Used mega-cheap casters from Harbor Freight, welded on.
Burners are connected via flare fittings (had to learn how to do a double flare joint) which both connect to separate needle valves on a tee. A couple HVAC duct reducers are riveted on to serve as wind deflectors for the burners. Spacing 4" to bottom of put. Work perfectly.
BK is a 12 gallon light duty SS pot which I found for $30 on CList. Some guy bought it to cook crabs in originally. I added a Bazooka Screen which works okay but I find it difficult to get all the wort out of the pot because of the height of the screen. I think these screens would be fine in a MLT but in a boil kettle they are a pain in the ass. I intend to replace the screen with a false bottom in the future, or just install an unscreened siphon and use a big hop bag.
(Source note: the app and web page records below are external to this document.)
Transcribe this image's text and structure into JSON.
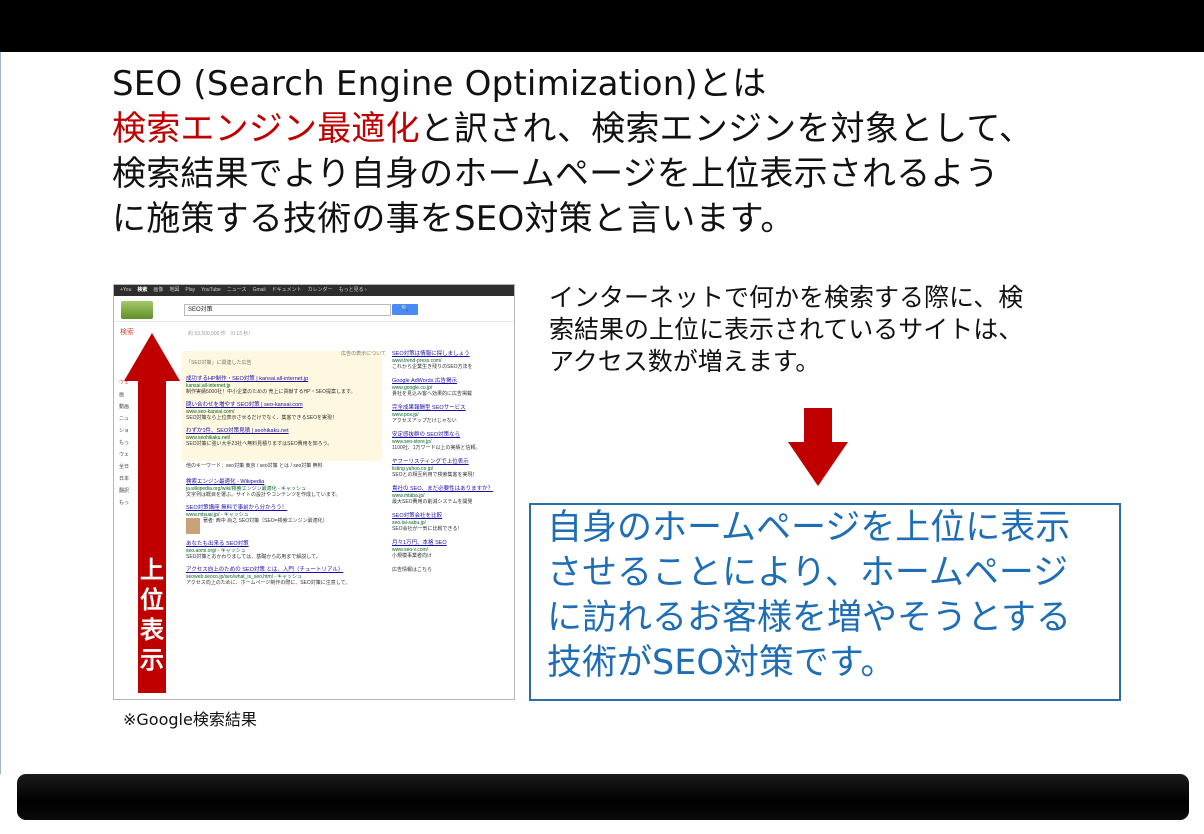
{
  "heading": {
    "line1": "SEO (Search Engine Optimization)とは",
    "line2_red": "検索エンジン最適化",
    "line2_rest": "と訳され、検索エンジンを対象として、",
    "line3": "検索結果でより自身のホームページを上位表示されるよう",
    "line4": "に施策する技術の事をSEO対策と言います。"
  },
  "screenshot": {
    "topbar_items": [
      "+You",
      "検索",
      "画像",
      "地図",
      "Play",
      "YouTube",
      "ニュース",
      "Gmail",
      "ドキュメント",
      "カレンダー",
      "もっと見る ›"
    ],
    "search_value": "SEO対策",
    "search_button": "🔍",
    "nav_label": "検索",
    "result_stats": "約 53,500,000 件 （0.13 秒）",
    "left_nav": [
      "ウェ",
      "画",
      "動画",
      "ニュ",
      "ショ",
      "もっ",
      "ウェ",
      "全日",
      "日本",
      "翻訳",
      "もっ"
    ],
    "ad_header": "「SEO対策」に関連した広告",
    "ad_header_right": "広告の表示について",
    "results": [
      {
        "title": "成功するHP制作・SEO対策 | kansai.all-internet.jp",
        "url": "kansai.all-internet.jp",
        "desc": "制作実績5000社！中小企業のための 売上に貢献するHP・SEO提案します。"
      },
      {
        "title": "問い合わせを増やす SEO対策 | seo-kansai.com",
        "url": "www.seo-kansai.com/",
        "desc": "SEO対策なら上位表示させるだけでなく、集客できるSEOを実現！"
      },
      {
        "title": "わずか1件、SEO対策見積 | seohikaku.net",
        "url": "www.seohikaku.net/",
        "desc": "SEO対策に強い大手23社へ無料見積りますはSEO費用を知ろう。"
      },
      {
        "title": "検索エンジン最適化 - Wikipedia",
        "url": "ja.wikipedia.org/wiki/検索エンジン最適化 - キャッシュ",
        "desc": "文字列は概目を選ぶ。サイトの設計やコンテンツを作成しています。"
      },
      {
        "title": "SEO対策講座 無料で事前から分かろう！",
        "url": "www.mtsuai.jp/ - キャッシュ",
        "desc": "著者: 西中 尚之 SEO対策（SEO=検索エンジン最適化）"
      },
      {
        "title": "あなたも出来る SEO対策",
        "url": "seo.aomi.org/ - キャッシュ",
        "desc": "SEO対策とおかわりましては、基礎から応用まで解説して。"
      },
      {
        "title": "アクセス向上のための SEO対策 とは、入門（チュートリアル）",
        "url": "seoweb.seoco.jp/seo/what_is_seo.html - キャッシュ",
        "desc": "アクセス向上のために、ホームページ制作の際に、SEO対策に注意して。"
      }
    ],
    "more_keywords": "他のキーワード：seo対策 東京 / seo対策 とは / seo対策 無料",
    "right_ads": [
      {
        "title": "SEO対策は情報に探しましょう",
        "url": "www.trend-press.com/",
        "desc": "これから企業生き残りのSEO方法を"
      },
      {
        "title": "Google AdWords 広告掲示",
        "url": "www.google.co.jp/",
        "desc": "貴社を見込み客へ効果的に広告掲載"
      },
      {
        "title": "完全成果報酬型 SEOサービス",
        "url": "www.pos.jp/",
        "desc": "アクセスアップだけじゃない"
      },
      {
        "title": "安定感抜群の SEO対策なら",
        "url": "www.seo-store.jp/",
        "desc": "1100社、1万ワード以上の実績と信頼。"
      },
      {
        "title": "ヤフーリスティングで上位表示",
        "url": "listing.yahoo.co.jp/",
        "desc": "SEOとの相互利用で検索集客を実現！"
      },
      {
        "title": "貴社の SEO、まだ必要性はありますか？",
        "url": "www.mtaba.jp/",
        "desc": "最大SEO費用の削減システムを開発"
      },
      {
        "title": "SEO対策会社を比較",
        "url": "seo.tai-sabu.jp/",
        "desc": "SEO会社が一気に比較できる！"
      },
      {
        "title": "月々1万円、本格 SEO",
        "url": "www.seo-v.com/",
        "desc": "小規模事業者向け"
      }
    ],
    "right_ads_more": "広告情報はこちら"
  },
  "up_arrow_label": "上位表示",
  "caption": "※Google検索結果",
  "paragraph": {
    "line1": "インターネットで何かを検索する際に、検",
    "line2": "索結果の上位に表示されているサイトは、",
    "line3": "アクセス数が増えます。"
  },
  "conclusion": {
    "line1": "自身のホームページを上位に表示",
    "line2": "させることにより、ホームページ",
    "line3": "に訪れるお客様を増やそうとする",
    "line4": "技術がSEO対策です。"
  },
  "colors": {
    "accent_red": "#c00000",
    "arrow_red": "#c00000",
    "conclusion_blue": "#1f6eb5",
    "box_border": "#2b6cab"
  }
}
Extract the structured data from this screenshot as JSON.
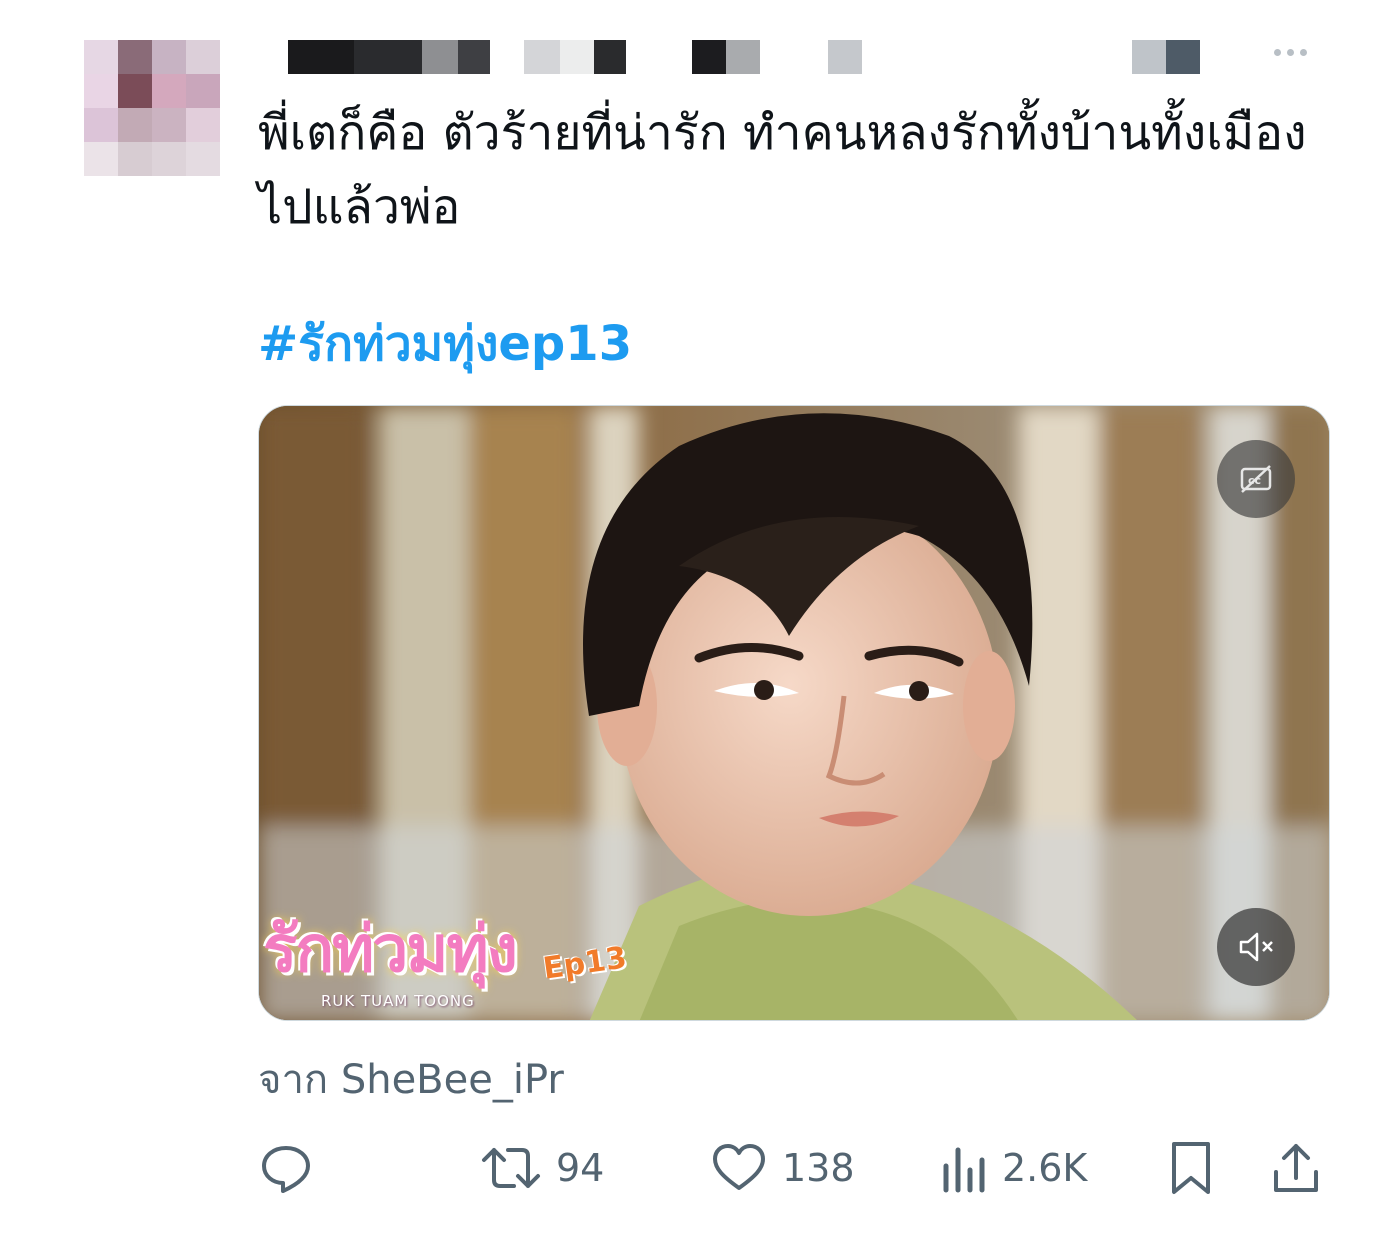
{
  "tweet": {
    "text": "พี่เตก็คือ ตัวร้ายที่น่ารัก ทำคนหลงรักทั้งบ้านทั้งเมืองไปแล้วพ่อ",
    "hashtag": "#รักท่วมทุ่งep13"
  },
  "media": {
    "logo_title": "รักท่วมทุ่ง",
    "logo_episode": "Ep13",
    "logo_subtitle": "RUK TUAM TOONG",
    "captions_icon": "captions-off-icon",
    "mute_icon": "volume-muted-icon"
  },
  "source": {
    "text": "จาก SheBee_iPr"
  },
  "actions": {
    "reply": {
      "icon": "reply-icon",
      "count": ""
    },
    "retweet": {
      "icon": "retweet-icon",
      "count": "94"
    },
    "like": {
      "icon": "heart-icon",
      "count": "138"
    },
    "views": {
      "icon": "views-bar-icon",
      "count": "2.6K"
    },
    "bookmark": {
      "icon": "bookmark-icon"
    },
    "share": {
      "icon": "share-icon"
    }
  },
  "colors": {
    "hashtag": "#1d9bf0",
    "secondary_text": "#536471",
    "text": "#0f1419"
  }
}
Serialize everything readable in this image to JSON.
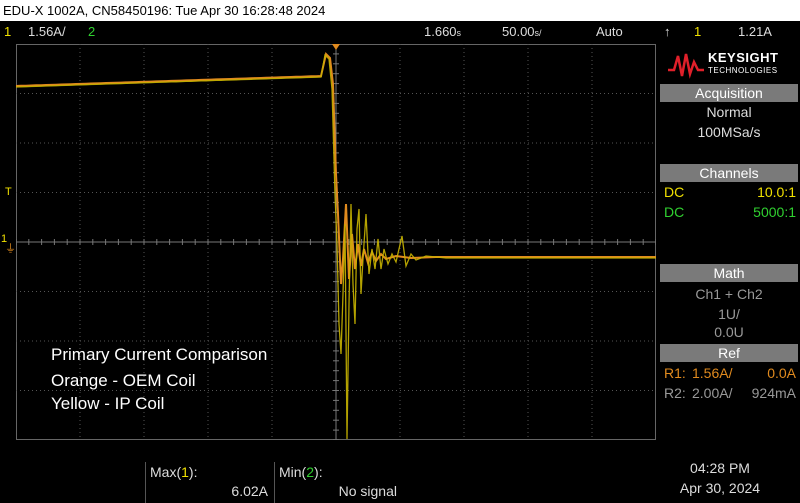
{
  "titlebar": {
    "text": "EDU-X 1002A, CN58450196: Tue Apr 30 16:28:48 2024"
  },
  "toprow": {
    "ch1_num": "1",
    "ch1_scale": "1.56A/",
    "ch2_num": "2",
    "time_pos": "1.660",
    "time_pos_unit": "s",
    "timebase": "50.00",
    "timebase_unit": "s/",
    "trigger_mode": "Auto",
    "trig_icon": "trigger-edge-icon",
    "trig_source": "1",
    "trig_level": "1.21A"
  },
  "colors": {
    "ch1": "#f0e000",
    "ch2": "#30d030",
    "ref1": "#e08a1e",
    "header_bg": "#7a7a7a"
  },
  "markers": {
    "trigger_marker": "T",
    "ch1_marker": "1",
    "ground_marker": "⏚"
  },
  "brand": {
    "name": "KEYSIGHT",
    "sub": "TECHNOLOGIES"
  },
  "panel": {
    "acquisition": {
      "header": "Acquisition",
      "mode": "Normal",
      "rate": "100MSa/s"
    },
    "channels": {
      "header": "Channels",
      "rows": [
        {
          "coupling": "DC",
          "value": "10.0:1"
        },
        {
          "coupling": "DC",
          "value": "5000:1"
        }
      ]
    },
    "math": {
      "header": "Math",
      "func": "Ch1 + Ch2",
      "scale": "1U/",
      "offset": "0.0U"
    },
    "ref": {
      "header": "Ref",
      "rows": [
        {
          "name": "R1:",
          "scale": "1.56A/",
          "offset": "0.0A"
        },
        {
          "name": "R2:",
          "scale": "2.00A/",
          "offset": "924mA"
        }
      ]
    }
  },
  "annotation": {
    "line1": "Primary Current Comparison",
    "line2": "Orange - OEM Coil",
    "line3": "Yellow - IP Coil"
  },
  "measurements": [
    {
      "label_prefix": "Max(",
      "label_ch": "1",
      "label_suffix": "):",
      "value": "6.02A"
    },
    {
      "label_prefix": "Min(",
      "label_ch": "2",
      "label_suffix": "):",
      "value": "No signal"
    }
  ],
  "clock": {
    "time": "04:28 PM",
    "date": "Apr 30, 2024"
  }
}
HLT is an 8 gallon aluminum pot that was part of a used turkey cooker that I also scored off C-List. Along with the turkey cooker kit came the propane tank (full!), regulator/hose and one of the burners. Added a weldless bulkhead fitting and a sightglass that I made out of a short piece of polycarbonate tubing. After this picture was taken, I also added a bulkhead thermometer.
At flame-out, I do have to move the BK up to the middle shelf to use the CFC, but it is an easy lift and the simplicity/economy of a gravity setup makes it well worth it. If I was doing larger than 5 gallon batches, I would use a pump but then that defeats the purpose of a "tree" design where gravity works for you.
Sparge ring is removable, bent to fit snugly into one of the cooler handles and to be out of the way when not in use. I like that it is easy to quickly hose off and put away when done being used. I get a very gentle sprinkle from the 24 holes drilled in its bottom. Love the ring and its simplicity.
Update 12/09: I have used this thing now for about two dozen batches.
1. small footprint. Fully self contained. No hauling stuff out to get set up. Just roll out of the corner, uncoil/hook up the garden hose, run CFC drain hose out to the driveway, turn on gas, hit ignitor and go. Setup takes one minute. Cleanup takes two minutes.
2. onboard wash/fill hose. Could not live without it.
3. Super easy cleanup. No pumps, hoses, fittings, connectors etc. Just push-on barbed tubing that can be tossed in the sanitizer bucket. Rinsing BK and MLT is simple, just pull off tube, dump in trash, spray out on lawn, put back. No tools and no monkeying around with fancy-pants fittings.
4. Plenty of power for heating up HLT/BK.
5. Large, wide BK makes boil-overs a thing of the past.
6. Storage shelf.
7. Fly sparging is bonehead-easy, can be done mostly unattended.
8. Huge diameter, 24" long SS braid in the MLT works wonderfully. What is a stuck mash? Cannot imagine it with this setup. Very good extraction.
9. Head deflector/wind shields allow for use of very little gas to maintain a boil. Cheap too.
No automation. Mash temp control requires experimentation and experience using the rig. Cannot raise mash temp, but easy to lower it using a quick blast of cold water so I usually shoot a few degrees high, wait 5 min to see where it looks like it is going to stabilize, and then dropping the temp a bit with cold water if necessary. Also requires preheating the MLT which to me seems like a waste of propane.
I used a couple gate valves on the water supply to save money. They suck. Ball valves are better. Maybe I will change them someday.